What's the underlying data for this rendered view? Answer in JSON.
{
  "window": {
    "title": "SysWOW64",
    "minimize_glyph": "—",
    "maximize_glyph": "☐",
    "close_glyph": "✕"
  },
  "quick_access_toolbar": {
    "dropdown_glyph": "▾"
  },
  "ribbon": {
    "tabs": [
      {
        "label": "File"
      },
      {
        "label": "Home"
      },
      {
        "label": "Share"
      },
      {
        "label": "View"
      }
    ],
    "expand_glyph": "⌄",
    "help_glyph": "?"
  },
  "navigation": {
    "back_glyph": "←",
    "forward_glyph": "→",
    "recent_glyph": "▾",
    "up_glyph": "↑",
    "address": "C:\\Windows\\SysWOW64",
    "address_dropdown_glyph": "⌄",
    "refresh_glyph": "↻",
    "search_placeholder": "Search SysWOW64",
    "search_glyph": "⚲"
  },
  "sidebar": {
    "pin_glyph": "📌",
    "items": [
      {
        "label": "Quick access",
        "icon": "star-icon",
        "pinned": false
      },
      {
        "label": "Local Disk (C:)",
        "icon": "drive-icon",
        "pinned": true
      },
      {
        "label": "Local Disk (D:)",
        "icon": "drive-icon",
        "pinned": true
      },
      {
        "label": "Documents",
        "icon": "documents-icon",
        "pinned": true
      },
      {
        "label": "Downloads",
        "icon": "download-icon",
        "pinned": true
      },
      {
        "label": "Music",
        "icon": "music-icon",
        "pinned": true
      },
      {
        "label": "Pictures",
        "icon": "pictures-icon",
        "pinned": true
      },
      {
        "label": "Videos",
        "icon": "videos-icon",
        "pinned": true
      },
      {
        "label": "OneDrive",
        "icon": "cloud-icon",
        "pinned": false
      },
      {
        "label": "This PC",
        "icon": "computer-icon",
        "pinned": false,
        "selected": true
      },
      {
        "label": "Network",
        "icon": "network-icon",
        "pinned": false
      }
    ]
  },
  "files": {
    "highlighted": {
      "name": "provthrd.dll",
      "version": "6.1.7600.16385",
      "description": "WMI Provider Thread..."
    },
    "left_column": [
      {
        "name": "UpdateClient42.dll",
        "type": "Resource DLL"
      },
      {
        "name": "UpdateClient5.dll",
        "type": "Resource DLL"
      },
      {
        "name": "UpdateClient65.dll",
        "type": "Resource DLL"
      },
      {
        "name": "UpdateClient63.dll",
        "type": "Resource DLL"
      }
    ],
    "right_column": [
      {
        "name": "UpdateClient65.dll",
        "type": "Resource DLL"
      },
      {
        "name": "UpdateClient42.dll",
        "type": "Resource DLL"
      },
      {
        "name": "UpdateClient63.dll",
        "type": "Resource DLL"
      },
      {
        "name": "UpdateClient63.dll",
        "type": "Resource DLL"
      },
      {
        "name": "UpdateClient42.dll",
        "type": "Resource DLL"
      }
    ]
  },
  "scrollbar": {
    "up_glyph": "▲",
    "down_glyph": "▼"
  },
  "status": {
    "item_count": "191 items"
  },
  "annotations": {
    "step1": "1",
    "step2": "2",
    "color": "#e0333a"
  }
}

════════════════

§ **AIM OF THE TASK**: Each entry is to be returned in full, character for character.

§ **SOLUTION FOR THIS PROBLEM**:
What's the underlying data for this rendered view? Answer in JSON.
{
  "window": {
    "title": "SysWOW64",
    "minimize_glyph": "—",
    "maximize_glyph": "☐",
    "close_glyph": "✕"
  },
  "quick_access_toolbar": {
    "dropdown_glyph": "▾"
  },
  "ribbon": {
    "tabs": [
      {
        "label": "File"
      },
      {
        "label": "Home"
      },
      {
        "label": "Share"
      },
      {
        "label": "View"
      }
    ],
    "expand_glyph": "⌄",
    "help_glyph": "?"
  },
  "navigation": {
    "back_glyph": "←",
    "forward_glyph": "→",
    "recent_glyph": "▾",
    "up_glyph": "↑",
    "address": "C:\\Windows\\SysWOW64",
    "address_dropdown_glyph": "⌄",
    "refresh_glyph": "↻",
    "search_placeholder": "Search SysWOW64",
    "search_glyph": "⚲"
  },
  "sidebar": {
    "pin_glyph": "📌",
    "items": [
      {
        "label": "Quick access",
        "icon": "star-icon",
        "pinned": false
      },
      {
        "label": "Local Disk (C:)",
        "icon": "drive-icon",
        "pinned": true
      },
      {
        "label": "Local Disk (D:)",
        "icon": "drive-icon",
        "pinned": true
      },
      {
        "label": "Documents",
        "icon": "documents-icon",
        "pinned": true
      },
      {
        "label": "Downloads",
        "icon": "download-icon",
        "pinned": true
      },
      {
        "label": "Music",
        "icon": "music-icon",
        "pinned": true
      },
      {
        "label": "Pictures",
        "icon": "pictures-icon",
        "pinned": true
      },
      {
        "label": "Videos",
        "icon": "videos-icon",
        "pinned": true
      },
      {
        "label": "OneDrive",
        "icon": "cloud-icon",
        "pinned": false
      },
      {
        "label": "This PC",
        "icon": "computer-icon",
        "pinned": false,
        "selected": true
      },
      {
        "label": "Network",
        "icon": "network-icon",
        "pinned": false
      }
    ]
  },
  "files": {
    "highlighted": {
      "name": "provthrd.dll",
      "version": "6.1.7600.16385",
      "description": "WMI Provider Thread..."
    },
    "left_column": [
      {
        "name": "UpdateClient42.dll",
        "type": "Resource DLL"
      },
      {
        "name": "UpdateClient5.dll",
        "type": "Resource DLL"
      },
      {
        "name": "UpdateClient65.dll",
        "type": "Resource DLL"
      },
      {
        "name": "UpdateClient63.dll",
        "type": "Resource DLL"
      }
    ],
    "right_column": [
      {
        "name": "UpdateClient65.dll",
        "type": "Resource DLL"
      },
      {
        "name": "UpdateClient42.dll",
        "type": "Resource DLL"
      },
      {
        "name": "UpdateClient63.dll",
        "type": "Resource DLL"
      },
      {
        "name": "UpdateClient63.dll",
        "type": "Resource DLL"
      },
      {
        "name": "UpdateClient42.dll",
        "type": "Resource DLL"
      }
    ]
  },
  "scrollbar": {
    "up_glyph": "▲",
    "down_glyph": "▼"
  },
  "status": {
    "item_count": "191 items"
  },
  "annotations": {
    "step1": "1",
    "step2": "2",
    "color": "#e0333a"
  }
}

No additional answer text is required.